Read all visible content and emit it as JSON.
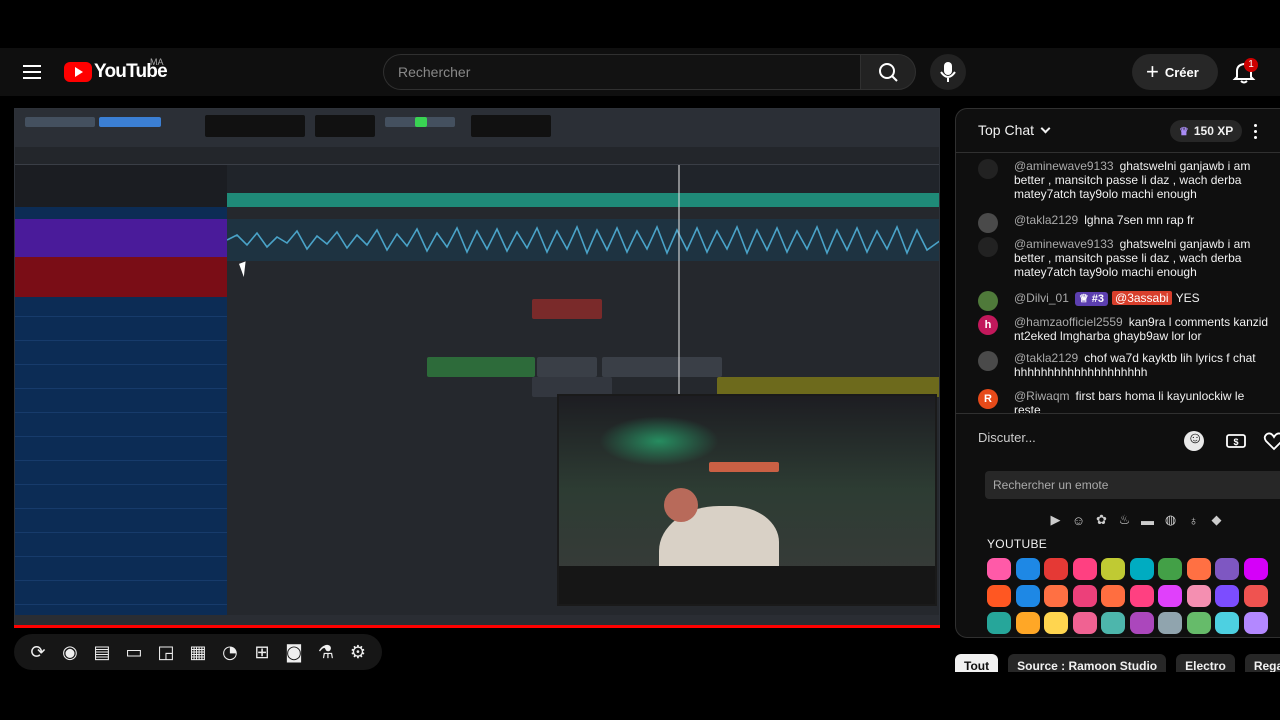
{
  "header": {
    "logo_text": "YouTube",
    "logo_country": "MA",
    "search_placeholder": "Rechercher",
    "create_label": "Créer",
    "notification_count": "1",
    "icons": [
      "menu-icon",
      "search-icon",
      "mic-icon",
      "plus-icon",
      "bell-icon"
    ]
  },
  "player": {
    "progress_fraction": 1.0,
    "controls": [
      {
        "name": "loop-icon"
      },
      {
        "name": "broadcast-icon"
      },
      {
        "name": "live-dvr-icon"
      },
      {
        "name": "clapperboard-icon"
      },
      {
        "name": "miniplayer-icon"
      },
      {
        "name": "subtitles-icon"
      },
      {
        "name": "speed-icon"
      },
      {
        "name": "add-clip-icon"
      },
      {
        "name": "screenshot-icon"
      },
      {
        "name": "lab-icon"
      },
      {
        "name": "settings-icon"
      }
    ]
  },
  "chat": {
    "title": "Top Chat",
    "xp_label": "150 XP",
    "messages": [
      {
        "author": "@aminewave9133",
        "text": "ghatswelni ganjawb i am better , mansitch passe li daz , wach derba matey7atch tay9olo machi enough",
        "avatar_letter": "",
        "avatar_color": "#222222"
      },
      {
        "author": "@takla2129",
        "text": "lghna 7sen mn rap fr",
        "avatar_letter": "",
        "avatar_color": "#4a4a4a"
      },
      {
        "author": "@aminewave9133",
        "text": "ghatswelni ganjawb i am better , mansitch passe li daz , wach derba matey7atch tay9olo machi enough",
        "avatar_letter": "",
        "avatar_color": "#222222"
      },
      {
        "author": "@Dilvi_01",
        "badge": "♕ #3",
        "mention": "@3assabi",
        "text": "YES",
        "avatar_letter": "",
        "avatar_color": "#4f7a3a"
      },
      {
        "author": "@hamzaofficiel2559",
        "text": "kan9ra l comments kanzid nt2eked lmgharba ghayb9aw lor lor",
        "avatar_letter": "h",
        "avatar_color": "#c2185b"
      },
      {
        "author": "@takla2129",
        "text": "chof wa7d kayktb lih lyrics f chat hhhhhhhhhhhhhhhhhhhh",
        "avatar_letter": "",
        "avatar_color": "#4a4a4a"
      },
      {
        "author": "@Riwaqm",
        "text": "first bars homa li kayunlockiw le reste",
        "avatar_letter": "R",
        "avatar_color": "#e64a19"
      }
    ],
    "input_placeholder": "Discuter...",
    "emote_search_placeholder": "Rechercher un emote",
    "emote_section": "YOUTUBE",
    "emote_categories": [
      "youtube-icon",
      "smiley-icon",
      "gear-emote-icon",
      "cake-icon",
      "car-icon",
      "basketball-icon",
      "lightbulb-icon",
      "diamond-icon"
    ],
    "emote_colors": [
      "#ff5aa8",
      "#1e88e5",
      "#e53935",
      "#ff4081",
      "#c0ca33",
      "#00acc1",
      "#43a047",
      "#ff7043",
      "#7e57c2",
      "#d500f9",
      "#ff5722",
      "#1e88e5",
      "#ff7043",
      "#ec407a",
      "#ff6e40",
      "#ff4081",
      "#e040fb",
      "#f48fb1",
      "#7c4dff",
      "#ef5350",
      "#26a69a",
      "#ffa726",
      "#ffd54f",
      "#f06292",
      "#4db6ac",
      "#ab47bc",
      "#90a4ae",
      "#66bb6a",
      "#4dd0e1",
      "#b388ff"
    ]
  },
  "chips": [
    "Tout",
    "Source : Ramoon Studio",
    "Electro",
    "Regar"
  ]
}
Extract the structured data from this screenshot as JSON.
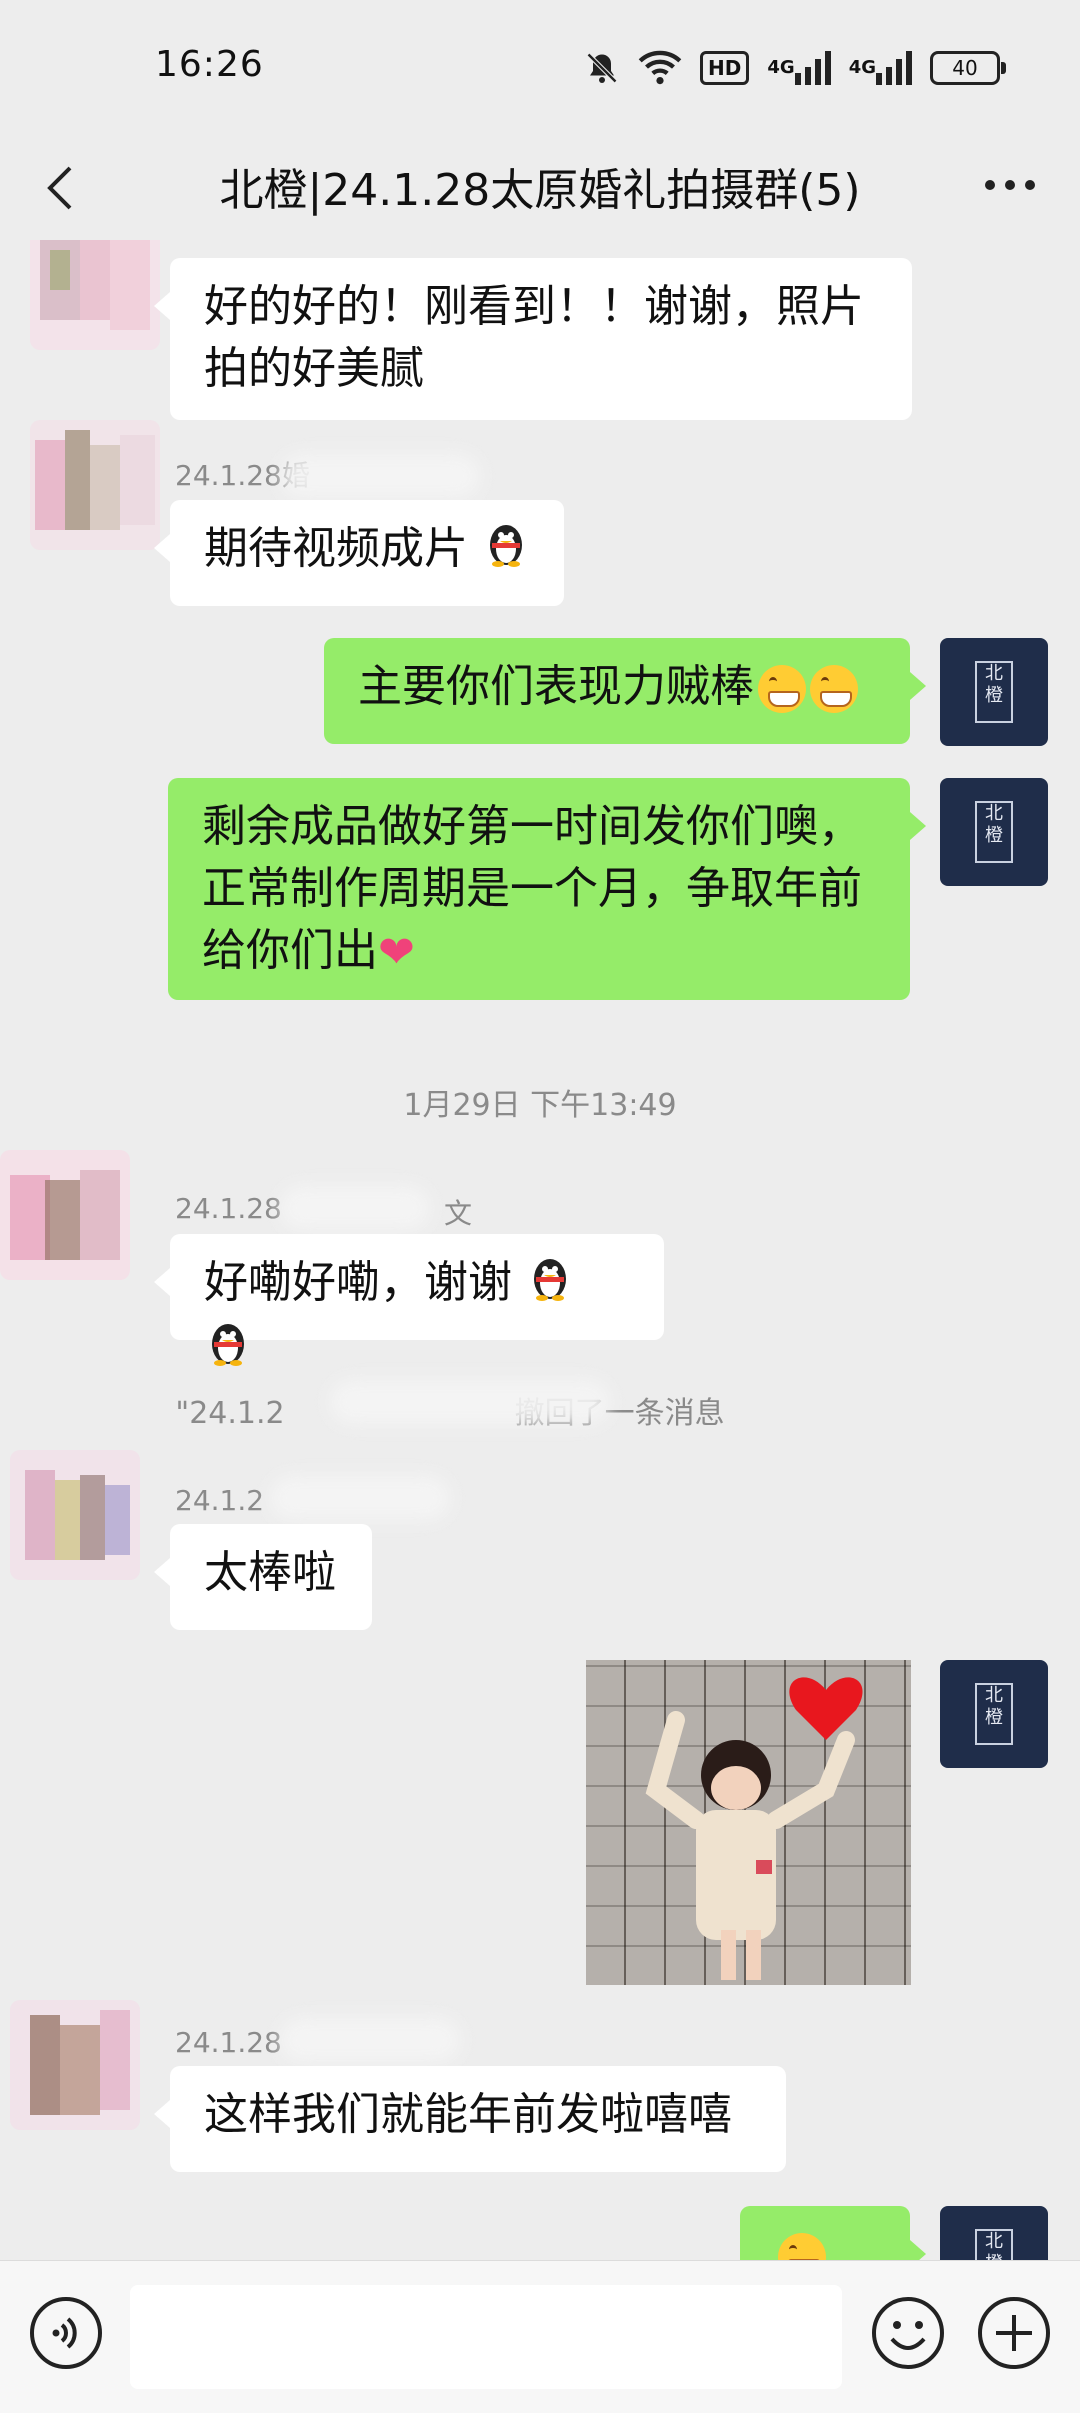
{
  "status_bar": {
    "time": "16:26",
    "hd_label": "HD",
    "net1": "4G",
    "net2": "4G",
    "battery": "40"
  },
  "nav": {
    "title": "北橙|24.1.28太原婚礼拍摄群(5)"
  },
  "messages": [
    {
      "side": "left",
      "text": "好的好的！刚看到！！谢谢，照片拍的好美腻"
    },
    {
      "side": "left",
      "sender": "24.1.28婚",
      "text": "期待视频成片"
    },
    {
      "side": "right",
      "text": "主要你们表现力贼棒"
    },
    {
      "side": "right",
      "text": "剩余成品做好第一时间发你们噢，正常制作周期是一个月，争取年前给你们出"
    },
    {
      "type": "timestamp",
      "text": "1月29日 下午13:49"
    },
    {
      "side": "left",
      "sender": "24.1.28",
      "sender_tail": "文",
      "text": "好嘞好嘞，谢谢"
    },
    {
      "type": "system",
      "prefix": "\"24.1.2",
      "suffix": "撤回了一条消息"
    },
    {
      "side": "left",
      "sender": "24.1.2",
      "text": "太棒啦"
    },
    {
      "side": "right",
      "type": "image"
    },
    {
      "side": "left",
      "sender": "24.1.28",
      "text": "这样我们就能年前发啦嘻嘻"
    }
  ],
  "texts": {
    "m1_line1": "好的好的！刚看到！！谢谢，照片",
    "m1_line2": "拍的好美腻",
    "m2_sender": "24.1.28婚",
    "m2_text": "期待视频成片",
    "m3_text": "主要你们表现力贼棒",
    "m4_line1": "剩余成品做好第一时间发你们噢，",
    "m4_line2": "正常制作周期是一个月，争取年前",
    "m4_line3": "给你们出",
    "timestamp": "1月29日 下午13:49",
    "m5_sender": "24.1.28",
    "m5_sender_tail": "文",
    "m5_text": "好嘞好嘞，谢谢",
    "recall_prefix": "\"24.1.2",
    "recall_suffix": "撤回了一条消息",
    "m6_sender": "24.1.2",
    "m6_text": "太棒啦",
    "m8_sender": "24.1.28",
    "m8_text": "这样我们就能年前发啦嘻嘻"
  },
  "avatar_seal": "北橙",
  "colors": {
    "background": "#ededed",
    "bubble_self": "#95ec69",
    "bubble_other": "#ffffff",
    "avatar_self": "#1f2d4a"
  },
  "input": {
    "placeholder": ""
  }
}
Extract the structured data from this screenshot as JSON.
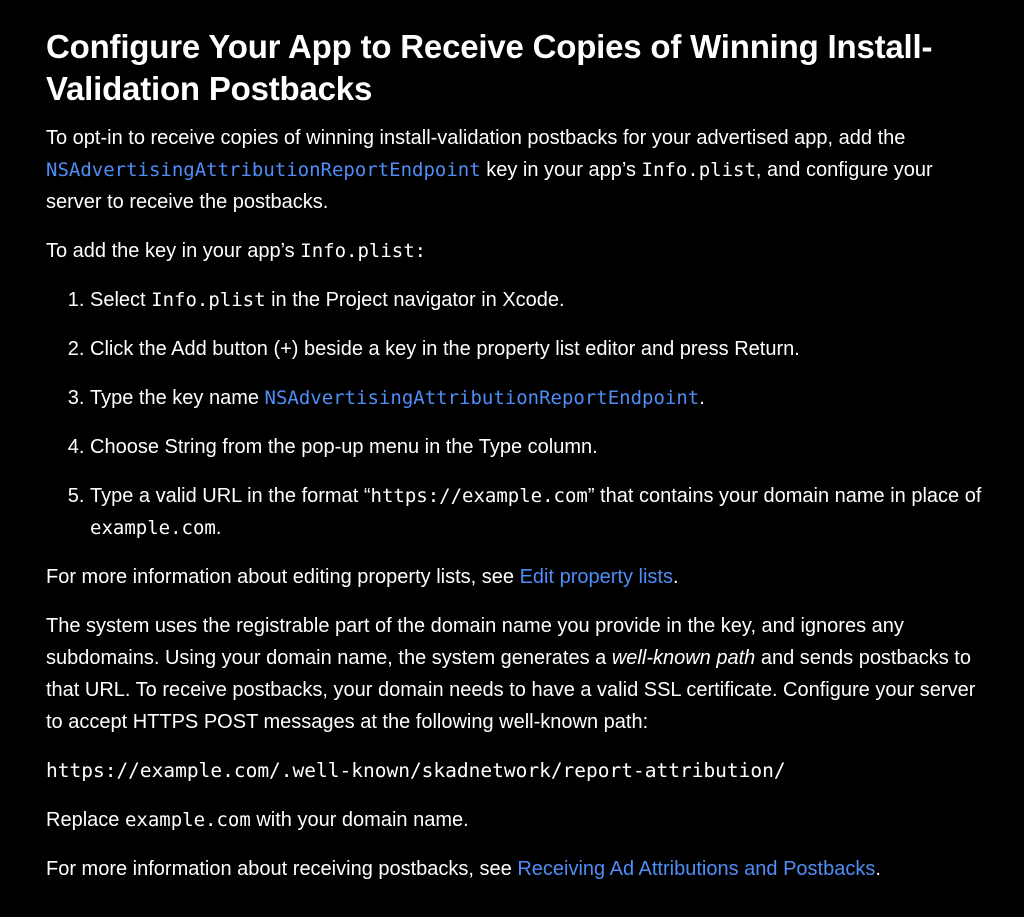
{
  "title": "Configure Your App to Receive Copies of Winning Install-Validation Postbacks",
  "intro": {
    "part1": "To opt-in to receive copies of winning install-validation postbacks for your advertised app, add the ",
    "key_link": "NSAdvertisingAttributionReportEndpoint",
    "part2": " key in your app’s ",
    "plist": "Info.plist",
    "part3": ", and configure your server to receive the postbacks."
  },
  "add_key": {
    "text": "To add the key in your app’s ",
    "plist": "Info.plist",
    "colon": ":"
  },
  "steps": {
    "s1": {
      "pre": "Select ",
      "code": "Info.plist",
      "post": " in the Project navigator in Xcode."
    },
    "s2": {
      "text": "Click the Add button (+) beside a key in the property list editor and press Return."
    },
    "s3": {
      "pre": "Type the key name ",
      "code": "NSAdvertisingAttributionReportEndpoint",
      "post": "."
    },
    "s4": {
      "text": "Choose String from the pop-up menu in the Type column."
    },
    "s5": {
      "pre": "Type a valid URL in the format “",
      "code": "https://example.com",
      "mid": "” that contains your domain name in place of ",
      "code2": "example.com",
      "post": "."
    }
  },
  "more_info_plist": {
    "pre": "For more information about editing property lists, see ",
    "link": "Edit property lists",
    "post": "."
  },
  "system": {
    "part1": "The system uses the registrable part of the domain name you provide in the key, and ignores any subdomains. Using your domain name, the system generates a ",
    "em": "well-known path",
    "part2": " and sends postbacks to that URL. To receive postbacks, your domain needs to have a valid SSL certificate. Configure your server to accept HTTPS POST messages at the following well-known path:"
  },
  "well_known_path": "https://example.com/.well-known/skadnetwork/report-attribution/",
  "replace": {
    "pre": "Replace ",
    "code": "example.com",
    "post": " with your domain name."
  },
  "more_info_postbacks": {
    "pre": "For more information about receiving postbacks, see ",
    "link": "Receiving Ad Attributions and Postbacks",
    "post": "."
  },
  "colors": {
    "background": "#000000",
    "text": "#ffffff",
    "link": "#4f8df7"
  }
}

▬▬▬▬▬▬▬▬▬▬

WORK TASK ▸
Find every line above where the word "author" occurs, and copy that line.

TASK RESULT ▸
        "author": "@aminewave9133",
        "author": "@takla2129",
        "author": "@aminewave9133",
        "author": "@Dilvi_01",
        "author": "@hamzaofficiel2559",
        "author": "@takla2129",
        "author": "@Riwaqm",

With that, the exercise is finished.